What to work on.
Report how many lines of the entries below contain the word "girl", and nothing more.

Record extracts.

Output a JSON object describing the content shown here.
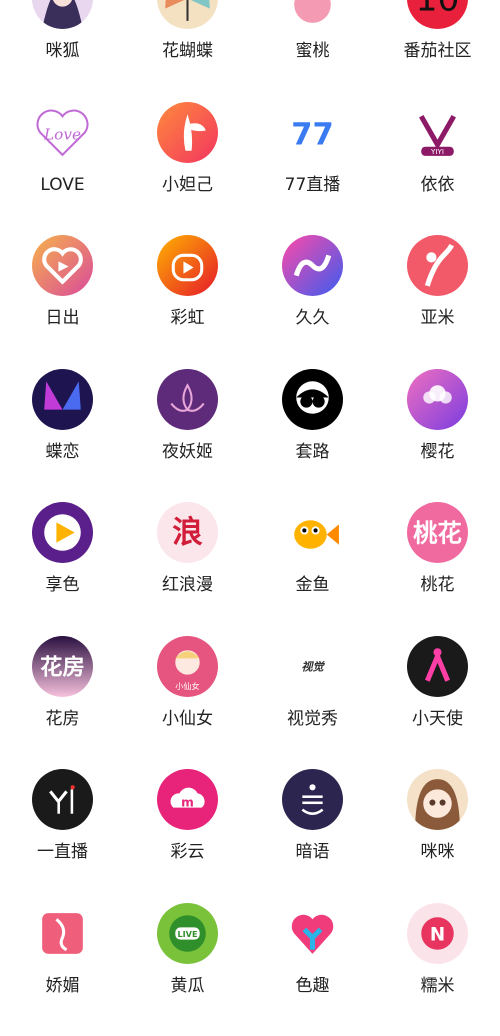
{
  "apps": [
    {
      "label": "咪狐",
      "icon": "fox-girl-icon",
      "color": "#e9d7ef"
    },
    {
      "label": "花蝴蝶",
      "icon": "butterfly-icon",
      "color": "#f3d7b1"
    },
    {
      "label": "蜜桃",
      "icon": "peach-icon",
      "color": "#f49bb3"
    },
    {
      "label": "番茄社区",
      "icon": "tomato-community-icon",
      "color": "#e8203c"
    },
    {
      "label": "LOVE",
      "icon": "love-icon",
      "color": "#c06ad6"
    },
    {
      "label": "小妲己",
      "icon": "fairy-icon",
      "color": "#f5701d"
    },
    {
      "label": "77直播",
      "icon": "77-live-icon",
      "color": "#3a7bf2"
    },
    {
      "label": "依依",
      "icon": "yiyi-icon",
      "color": "#8c1a67"
    },
    {
      "label": "日出",
      "icon": "heart-play-icon",
      "color": "#e85d8a"
    },
    {
      "label": "彩虹",
      "icon": "rainbow-play-icon",
      "color": "#f04a2a"
    },
    {
      "label": "久久",
      "icon": "jiujiu-icon",
      "color": "#7b3cf0"
    },
    {
      "label": "亚米",
      "icon": "dancer-icon",
      "color": "#f25a6a"
    },
    {
      "label": "蝶恋",
      "icon": "butterfly-love-icon",
      "color": "#2a1a63"
    },
    {
      "label": "夜妖姬",
      "icon": "lotus-icon",
      "color": "#5e2a7a"
    },
    {
      "label": "套路",
      "icon": "ape-icon",
      "color": "#000000"
    },
    {
      "label": "樱花",
      "icon": "sakura-icon",
      "color": "#b44fe0"
    },
    {
      "label": "享色",
      "icon": "play-icon",
      "color": "#5a1f8a"
    },
    {
      "label": "红浪漫",
      "icon": "lang-icon",
      "color": "#f7d7df"
    },
    {
      "label": "金鱼",
      "icon": "goldfish-icon",
      "color": "#ffffff"
    },
    {
      "label": "桃花",
      "icon": "peach-blossom-icon",
      "color": "#f06aa0"
    },
    {
      "label": "花房",
      "icon": "flower-house-icon",
      "color": "#6b2363"
    },
    {
      "label": "小仙女",
      "icon": "little-fairy-icon",
      "color": "#e6557f"
    },
    {
      "label": "视觉秀",
      "icon": "visual-show-icon",
      "color": "#ffffff"
    },
    {
      "label": "小天使",
      "icon": "angel-icon",
      "color": "#1a1a1a"
    },
    {
      "label": "一直播",
      "icon": "yi-live-icon",
      "color": "#1a1a1a"
    },
    {
      "label": "彩云",
      "icon": "cloud-icon",
      "color": "#e8247a"
    },
    {
      "label": "暗语",
      "icon": "whisper-icon",
      "color": "#2b2550"
    },
    {
      "label": "咪咪",
      "icon": "anime-girl-icon",
      "color": "#f4e1c8"
    },
    {
      "label": "娇媚",
      "icon": "lady-icon",
      "color": "#ef5f7b"
    },
    {
      "label": "黄瓜",
      "icon": "cucumber-live-icon",
      "color": "#7ac23a"
    },
    {
      "label": "色趣",
      "icon": "heart-y-icon",
      "color": "#f03c7a"
    },
    {
      "label": "糯米",
      "icon": "nuomi-icon",
      "color": "#f5c4d0"
    }
  ]
}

Solution.
2